▶ **RECORDS PROVIDED**:
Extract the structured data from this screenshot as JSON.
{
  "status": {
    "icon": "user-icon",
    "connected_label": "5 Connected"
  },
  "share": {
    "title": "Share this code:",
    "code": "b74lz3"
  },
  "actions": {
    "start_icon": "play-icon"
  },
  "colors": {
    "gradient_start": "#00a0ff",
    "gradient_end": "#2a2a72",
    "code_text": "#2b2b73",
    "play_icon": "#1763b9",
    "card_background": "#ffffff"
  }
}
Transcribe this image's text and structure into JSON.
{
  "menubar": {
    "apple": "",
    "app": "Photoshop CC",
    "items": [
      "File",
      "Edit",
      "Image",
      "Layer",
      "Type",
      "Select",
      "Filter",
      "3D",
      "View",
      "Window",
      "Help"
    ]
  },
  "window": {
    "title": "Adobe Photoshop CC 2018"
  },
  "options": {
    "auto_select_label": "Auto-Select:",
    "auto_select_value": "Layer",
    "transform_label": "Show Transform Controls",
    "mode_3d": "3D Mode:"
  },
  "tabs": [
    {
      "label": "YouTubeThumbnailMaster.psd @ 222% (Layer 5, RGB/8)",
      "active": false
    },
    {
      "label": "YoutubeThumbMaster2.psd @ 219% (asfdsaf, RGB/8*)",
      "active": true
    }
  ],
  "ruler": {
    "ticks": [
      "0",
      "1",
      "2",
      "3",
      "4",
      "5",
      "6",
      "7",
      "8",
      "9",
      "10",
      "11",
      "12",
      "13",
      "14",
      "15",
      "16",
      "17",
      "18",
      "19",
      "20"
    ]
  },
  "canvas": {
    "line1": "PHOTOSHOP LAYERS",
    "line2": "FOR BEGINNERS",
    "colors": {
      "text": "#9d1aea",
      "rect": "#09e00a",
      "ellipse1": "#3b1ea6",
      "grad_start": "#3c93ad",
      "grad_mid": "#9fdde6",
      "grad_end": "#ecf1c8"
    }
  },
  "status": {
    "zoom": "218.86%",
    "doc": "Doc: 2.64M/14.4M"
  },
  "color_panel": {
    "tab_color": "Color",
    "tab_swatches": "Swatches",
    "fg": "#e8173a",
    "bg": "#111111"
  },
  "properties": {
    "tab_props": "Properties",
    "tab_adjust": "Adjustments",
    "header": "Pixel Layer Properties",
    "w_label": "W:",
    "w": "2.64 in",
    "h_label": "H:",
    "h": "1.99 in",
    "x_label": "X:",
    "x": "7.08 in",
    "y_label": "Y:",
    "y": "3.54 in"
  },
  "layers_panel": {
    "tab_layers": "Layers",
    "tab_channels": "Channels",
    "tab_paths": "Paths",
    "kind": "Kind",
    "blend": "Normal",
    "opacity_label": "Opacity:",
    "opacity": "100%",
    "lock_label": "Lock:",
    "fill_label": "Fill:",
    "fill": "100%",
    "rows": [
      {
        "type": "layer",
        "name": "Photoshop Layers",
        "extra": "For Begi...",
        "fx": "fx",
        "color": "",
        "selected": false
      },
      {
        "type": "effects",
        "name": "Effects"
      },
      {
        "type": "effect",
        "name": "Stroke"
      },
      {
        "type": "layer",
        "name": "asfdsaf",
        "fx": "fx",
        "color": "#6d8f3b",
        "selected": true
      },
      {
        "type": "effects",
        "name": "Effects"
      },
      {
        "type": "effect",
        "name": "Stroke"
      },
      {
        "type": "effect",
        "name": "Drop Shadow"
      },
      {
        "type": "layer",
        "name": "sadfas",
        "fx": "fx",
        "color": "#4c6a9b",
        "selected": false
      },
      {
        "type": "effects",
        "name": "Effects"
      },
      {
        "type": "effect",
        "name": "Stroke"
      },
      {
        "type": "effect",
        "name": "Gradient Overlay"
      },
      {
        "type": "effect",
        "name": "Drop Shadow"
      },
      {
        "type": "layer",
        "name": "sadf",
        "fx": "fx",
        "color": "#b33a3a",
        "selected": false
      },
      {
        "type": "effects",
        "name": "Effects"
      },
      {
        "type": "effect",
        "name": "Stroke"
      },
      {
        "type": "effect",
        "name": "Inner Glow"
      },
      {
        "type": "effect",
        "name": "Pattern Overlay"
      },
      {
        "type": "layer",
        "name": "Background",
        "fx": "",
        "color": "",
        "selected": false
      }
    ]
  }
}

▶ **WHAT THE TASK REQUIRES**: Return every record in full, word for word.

▶ **EXERCISE RESULT**:
Extract the structured data from this screenshot as JSON.
{
  "status": {
    "icon": "user-icon",
    "connected_label": "5 Connected"
  },
  "share": {
    "title": "Share this code:",
    "code": "b74lz3"
  },
  "actions": {
    "start_icon": "play-icon"
  },
  "colors": {
    "gradient_start": "#00a0ff",
    "gradient_end": "#2a2a72",
    "code_text": "#2b2b73",
    "play_icon": "#1763b9",
    "card_background": "#ffffff"
  }
}
Transcribe this image's text and structure into JSON.
{
  "menubar": {
    "apple": "",
    "app": "Photoshop CC",
    "items": [
      "File",
      "Edit",
      "Image",
      "Layer",
      "Type",
      "Select",
      "Filter",
      "3D",
      "View",
      "Window",
      "Help"
    ]
  },
  "window": {
    "title": "Adobe Photoshop CC 2018"
  },
  "options": {
    "auto_select_label": "Auto-Select:",
    "auto_select_value": "Layer",
    "transform_label": "Show Transform Controls",
    "mode_3d": "3D Mode:"
  },
  "tabs": [
    {
      "label": "YouTubeThumbnailMaster.psd @ 222% (Layer 5, RGB/8)",
      "active": false
    },
    {
      "label": "YoutubeThumbMaster2.psd @ 219% (asfdsaf, RGB/8*)",
      "active": true
    }
  ],
  "ruler": {
    "ticks": [
      "0",
      "1",
      "2",
      "3",
      "4",
      "5",
      "6",
      "7",
      "8",
      "9",
      "10",
      "11",
      "12",
      "13",
      "14",
      "15",
      "16",
      "17",
      "18",
      "19",
      "20"
    ]
  },
  "canvas": {
    "line1": "PHOTOSHOP LAYERS",
    "line2": "FOR BEGINNERS",
    "colors": {
      "text": "#9d1aea",
      "rect": "#09e00a",
      "ellipse1": "#3b1ea6",
      "grad_start": "#3c93ad",
      "grad_mid": "#9fdde6",
      "grad_end": "#ecf1c8"
    }
  },
  "status": {
    "zoom": "218.86%",
    "doc": "Doc: 2.64M/14.4M"
  },
  "color_panel": {
    "tab_color": "Color",
    "tab_swatches": "Swatches",
    "fg": "#e8173a",
    "bg": "#111111"
  },
  "properties": {
    "tab_props": "Properties",
    "tab_adjust": "Adjustments",
    "header": "Pixel Layer Properties",
    "w_label": "W:",
    "w": "2.64 in",
    "h_label": "H:",
    "h": "1.99 in",
    "x_label": "X:",
    "x": "7.08 in",
    "y_label": "Y:",
    "y": "3.54 in"
  },
  "layers_panel": {
    "tab_layers": "Layers",
    "tab_channels": "Channels",
    "tab_paths": "Paths",
    "kind": "Kind",
    "blend": "Normal",
    "opacity_label": "Opacity:",
    "opacity": "100%",
    "lock_label": "Lock:",
    "fill_label": "Fill:",
    "fill": "100%",
    "rows": [
      {
        "type": "layer",
        "name": "Photoshop Layers",
        "extra": "For Begi...",
        "fx": "fx",
        "color": "",
        "selected": false
      },
      {
        "type": "effects",
        "name": "Effects"
      },
      {
        "type": "effect",
        "name": "Stroke"
      },
      {
        "type": "layer",
        "name": "asfdsaf",
        "fx": "fx",
        "color": "#6d8f3b",
        "selected": true
      },
      {
        "type": "effects",
        "name": "Effects"
      },
      {
        "type": "effect",
        "name": "Stroke"
      },
      {
        "type": "effect",
        "name": "Drop Shadow"
      },
      {
        "type": "layer",
        "name": "sadfas",
        "fx": "fx",
        "color": "#4c6a9b",
        "selected": false
      },
      {
        "type": "effects",
        "name": "Effects"
      },
      {
        "type": "effect",
        "name": "Stroke"
      },
      {
        "type": "effect",
        "name": "Gradient Overlay"
      },
      {
        "type": "effect",
        "name": "Drop Shadow"
      },
      {
        "type": "layer",
        "name": "sadf",
        "fx": "fx",
        "color": "#b33a3a",
        "selected": false
      },
      {
        "type": "effects",
        "name": "Effects"
      },
      {
        "type": "effect",
        "name": "Stroke"
      },
      {
        "type": "effect",
        "name": "Inner Glow"
      },
      {
        "type": "effect",
        "name": "Pattern Overlay"
      },
      {
        "type": "layer",
        "name": "Background",
        "fx": "",
        "color": "",
        "selected": false
      }
    ]
  }
}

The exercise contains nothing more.